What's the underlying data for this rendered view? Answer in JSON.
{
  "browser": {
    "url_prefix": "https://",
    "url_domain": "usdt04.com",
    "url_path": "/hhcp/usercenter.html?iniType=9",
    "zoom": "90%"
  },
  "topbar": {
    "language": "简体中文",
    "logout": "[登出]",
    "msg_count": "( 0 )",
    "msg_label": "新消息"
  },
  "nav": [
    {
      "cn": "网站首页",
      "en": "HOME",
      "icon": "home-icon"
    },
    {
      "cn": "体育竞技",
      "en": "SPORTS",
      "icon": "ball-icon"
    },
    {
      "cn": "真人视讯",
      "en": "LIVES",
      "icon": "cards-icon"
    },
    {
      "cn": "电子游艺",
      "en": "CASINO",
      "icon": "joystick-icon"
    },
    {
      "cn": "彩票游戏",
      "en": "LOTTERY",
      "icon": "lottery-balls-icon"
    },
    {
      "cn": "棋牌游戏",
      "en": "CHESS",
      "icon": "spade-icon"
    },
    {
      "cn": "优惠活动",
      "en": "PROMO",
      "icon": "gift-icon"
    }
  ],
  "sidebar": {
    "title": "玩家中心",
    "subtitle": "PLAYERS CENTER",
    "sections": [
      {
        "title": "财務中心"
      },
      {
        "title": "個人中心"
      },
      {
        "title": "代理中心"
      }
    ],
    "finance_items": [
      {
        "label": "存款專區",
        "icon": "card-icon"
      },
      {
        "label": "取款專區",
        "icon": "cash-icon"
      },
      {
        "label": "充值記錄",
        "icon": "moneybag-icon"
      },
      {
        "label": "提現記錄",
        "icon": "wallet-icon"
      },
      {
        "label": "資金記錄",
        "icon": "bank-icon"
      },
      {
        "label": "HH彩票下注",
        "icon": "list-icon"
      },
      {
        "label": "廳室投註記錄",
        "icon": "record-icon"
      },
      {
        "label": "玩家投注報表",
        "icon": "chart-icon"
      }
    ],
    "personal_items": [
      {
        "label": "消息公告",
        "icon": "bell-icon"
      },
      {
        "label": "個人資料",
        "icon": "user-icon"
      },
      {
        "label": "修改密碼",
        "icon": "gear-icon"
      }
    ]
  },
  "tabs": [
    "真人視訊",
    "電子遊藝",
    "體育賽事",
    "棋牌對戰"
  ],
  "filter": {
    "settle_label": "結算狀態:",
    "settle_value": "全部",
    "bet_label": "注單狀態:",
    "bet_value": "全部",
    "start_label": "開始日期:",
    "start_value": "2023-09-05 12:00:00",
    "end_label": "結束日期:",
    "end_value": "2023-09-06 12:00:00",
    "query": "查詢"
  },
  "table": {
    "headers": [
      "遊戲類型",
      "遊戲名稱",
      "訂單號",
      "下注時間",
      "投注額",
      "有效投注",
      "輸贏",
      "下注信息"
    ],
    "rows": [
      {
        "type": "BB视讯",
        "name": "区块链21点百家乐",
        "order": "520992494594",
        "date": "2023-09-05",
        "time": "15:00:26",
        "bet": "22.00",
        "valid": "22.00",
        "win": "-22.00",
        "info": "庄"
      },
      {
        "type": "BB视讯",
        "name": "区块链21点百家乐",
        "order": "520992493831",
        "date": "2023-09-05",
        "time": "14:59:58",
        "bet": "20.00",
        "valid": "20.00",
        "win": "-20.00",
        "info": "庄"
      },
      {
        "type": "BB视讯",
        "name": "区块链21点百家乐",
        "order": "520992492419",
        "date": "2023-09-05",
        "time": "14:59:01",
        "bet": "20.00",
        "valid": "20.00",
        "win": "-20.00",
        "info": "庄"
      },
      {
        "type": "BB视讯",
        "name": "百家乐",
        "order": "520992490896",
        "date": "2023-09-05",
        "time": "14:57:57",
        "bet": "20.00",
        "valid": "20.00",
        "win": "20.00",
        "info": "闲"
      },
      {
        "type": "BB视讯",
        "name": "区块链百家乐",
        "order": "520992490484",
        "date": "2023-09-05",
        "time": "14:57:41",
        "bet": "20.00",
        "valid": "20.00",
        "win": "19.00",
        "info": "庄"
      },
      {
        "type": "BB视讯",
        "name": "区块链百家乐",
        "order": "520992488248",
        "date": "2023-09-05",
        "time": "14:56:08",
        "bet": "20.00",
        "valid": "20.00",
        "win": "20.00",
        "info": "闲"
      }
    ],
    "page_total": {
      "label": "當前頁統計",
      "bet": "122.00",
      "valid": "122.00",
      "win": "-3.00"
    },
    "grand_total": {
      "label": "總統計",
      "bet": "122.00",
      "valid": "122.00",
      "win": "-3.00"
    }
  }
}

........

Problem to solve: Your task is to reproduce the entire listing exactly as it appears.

Answer to this task:
What's the underlying data for this rendered view? Answer in JSON.
{
  "browser": {
    "url_prefix": "https://",
    "url_domain": "usdt04.com",
    "url_path": "/hhcp/usercenter.html?iniType=9",
    "zoom": "90%"
  },
  "topbar": {
    "language": "简体中文",
    "logout": "[登出]",
    "msg_count": "( 0 )",
    "msg_label": "新消息"
  },
  "nav": [
    {
      "cn": "网站首页",
      "en": "HOME",
      "icon": "home-icon"
    },
    {
      "cn": "体育竞技",
      "en": "SPORTS",
      "icon": "ball-icon"
    },
    {
      "cn": "真人视讯",
      "en": "LIVES",
      "icon": "cards-icon"
    },
    {
      "cn": "电子游艺",
      "en": "CASINO",
      "icon": "joystick-icon"
    },
    {
      "cn": "彩票游戏",
      "en": "LOTTERY",
      "icon": "lottery-balls-icon"
    },
    {
      "cn": "棋牌游戏",
      "en": "CHESS",
      "icon": "spade-icon"
    },
    {
      "cn": "优惠活动",
      "en": "PROMO",
      "icon": "gift-icon"
    }
  ],
  "sidebar": {
    "title": "玩家中心",
    "subtitle": "PLAYERS CENTER",
    "sections": [
      {
        "title": "财務中心"
      },
      {
        "title": "個人中心"
      },
      {
        "title": "代理中心"
      }
    ],
    "finance_items": [
      {
        "label": "存款專區",
        "icon": "card-icon"
      },
      {
        "label": "取款專區",
        "icon": "cash-icon"
      },
      {
        "label": "充值記錄",
        "icon": "moneybag-icon"
      },
      {
        "label": "提現記錄",
        "icon": "wallet-icon"
      },
      {
        "label": "資金記錄",
        "icon": "bank-icon"
      },
      {
        "label": "HH彩票下注",
        "icon": "list-icon"
      },
      {
        "label": "廳室投註記錄",
        "icon": "record-icon"
      },
      {
        "label": "玩家投注報表",
        "icon": "chart-icon"
      }
    ],
    "personal_items": [
      {
        "label": "消息公告",
        "icon": "bell-icon"
      },
      {
        "label": "個人資料",
        "icon": "user-icon"
      },
      {
        "label": "修改密碼",
        "icon": "gear-icon"
      }
    ]
  },
  "tabs": [
    "真人視訊",
    "電子遊藝",
    "體育賽事",
    "棋牌對戰"
  ],
  "filter": {
    "settle_label": "結算狀態:",
    "settle_value": "全部",
    "bet_label": "注單狀態:",
    "bet_value": "全部",
    "start_label": "開始日期:",
    "start_value": "2023-09-05 12:00:00",
    "end_label": "結束日期:",
    "end_value": "2023-09-06 12:00:00",
    "query": "查詢"
  },
  "table": {
    "headers": [
      "遊戲類型",
      "遊戲名稱",
      "訂單號",
      "下注時間",
      "投注額",
      "有效投注",
      "輸贏",
      "下注信息"
    ],
    "rows": [
      {
        "type": "BB视讯",
        "name": "区块链21点百家乐",
        "order": "520992494594",
        "date": "2023-09-05",
        "time": "15:00:26",
        "bet": "22.00",
        "valid": "22.00",
        "win": "-22.00",
        "info": "庄"
      },
      {
        "type": "BB视讯",
        "name": "区块链21点百家乐",
        "order": "520992493831",
        "date": "2023-09-05",
        "time": "14:59:58",
        "bet": "20.00",
        "valid": "20.00",
        "win": "-20.00",
        "info": "庄"
      },
      {
        "type": "BB视讯",
        "name": "区块链21点百家乐",
        "order": "520992492419",
        "date": "2023-09-05",
        "time": "14:59:01",
        "bet": "20.00",
        "valid": "20.00",
        "win": "-20.00",
        "info": "庄"
      },
      {
        "type": "BB视讯",
        "name": "百家乐",
        "order": "520992490896",
        "date": "2023-09-05",
        "time": "14:57:57",
        "bet": "20.00",
        "valid": "20.00",
        "win": "20.00",
        "info": "闲"
      },
      {
        "type": "BB视讯",
        "name": "区块链百家乐",
        "order": "520992490484",
        "date": "2023-09-05",
        "time": "14:57:41",
        "bet": "20.00",
        "valid": "20.00",
        "win": "19.00",
        "info": "庄"
      },
      {
        "type": "BB视讯",
        "name": "区块链百家乐",
        "order": "520992488248",
        "date": "2023-09-05",
        "time": "14:56:08",
        "bet": "20.00",
        "valid": "20.00",
        "win": "20.00",
        "info": "闲"
      }
    ],
    "page_total": {
      "label": "當前頁統計",
      "bet": "122.00",
      "valid": "122.00",
      "win": "-3.00"
    },
    "grand_total": {
      "label": "總統計",
      "bet": "122.00",
      "valid": "122.00",
      "win": "-3.00"
    }
  }
}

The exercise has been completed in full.